Northwest Baltimore resident Gladys Fisher, 57, had five biological children of her own when she took in two siblings because their mother was living in a shelter. Then she fostered more kids. Many more. So many in the past 19 years that she's lost count.
She's adopted four — the oldest is 23 — and is in the process of adopting three more, ages 5, 7 and 8.
"They already know they're Fishers," her husband, Keith Fisher, said of the three boys.
Together, they filled a table Sunday. It's just what Gladys Fisher wanted — a big family.
"I've always loved kids," she said.
The feeling is mutual. Rasean, 8, looked at his foster parents — soon-to-be adoptive parents — across the table and confided quietly, "I love them so much."
Keith Fisher understands on a personal level the difference stability makes in a child's life. He didn't have it until he was 11, when his great-grandmother took him and his twin brother into her home. He said it gives him joy to do the same for other children.
Many of those who have lived with the Fishers eventually went back to their biological families, and the couple doesn't know what happened after that. The Fishers think about them often, these children who passed through their lives. They hope they helped.

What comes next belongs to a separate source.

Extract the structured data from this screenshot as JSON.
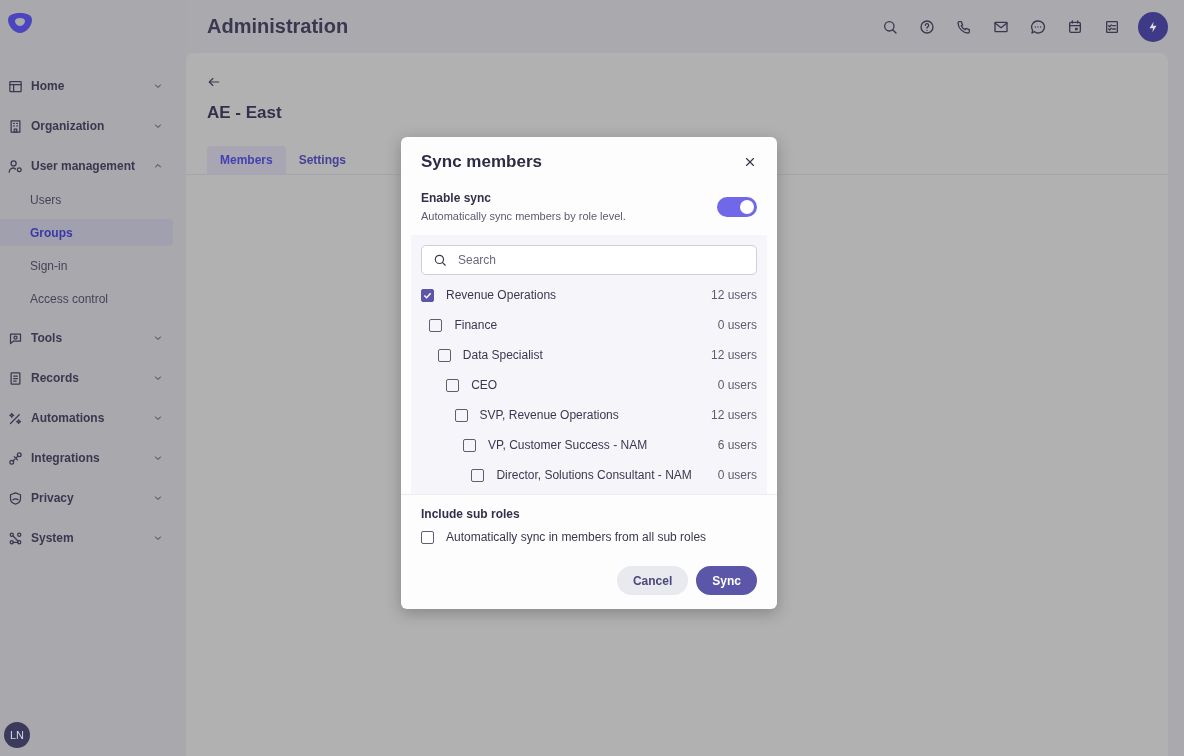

"We tried," Keith Fisher said.
McGrath, the social services director, stopped by their table. "Are you all being extra good to your mom today?" she asked the kids.
"They're pretty good every day," said Gladys Fisher, smiling.
Like the Fishers, Crystal Floyd of Pasadena wanted a big family. Now she has it — eight kids ages 15 to 20. One she gave birth to; one is her foster child; two are in her legal guardianship; and four are either adopted or in the process of being adopted.
Michael, 16, her biological son, is happy with the arrangement: "You know that everybody got your back."
"It's a lot of people to have fun with," agreed Howard, also 16.
Just more than half the children in the city foster system are 13 and older. When Floyd got involved seven years ago, she said, she opened her home to older kids because she knew the help was needed.
The experience has broadened her sense of what being a mother is.
"You extend yourself," she said. "And it's a good thing."
At the Betheas' table, little Brea — resplendent in a flowery dress and ruffled socks — chattered, scribbled a drawing and sang "This Little Light of Mine" with the woman who has cared for her since she was 10 days old.
Angela Bethea was happiness personified.
"Now I can officially enjoy the wish, 'Happy Mother's Day,'" said the Woodlawn resident.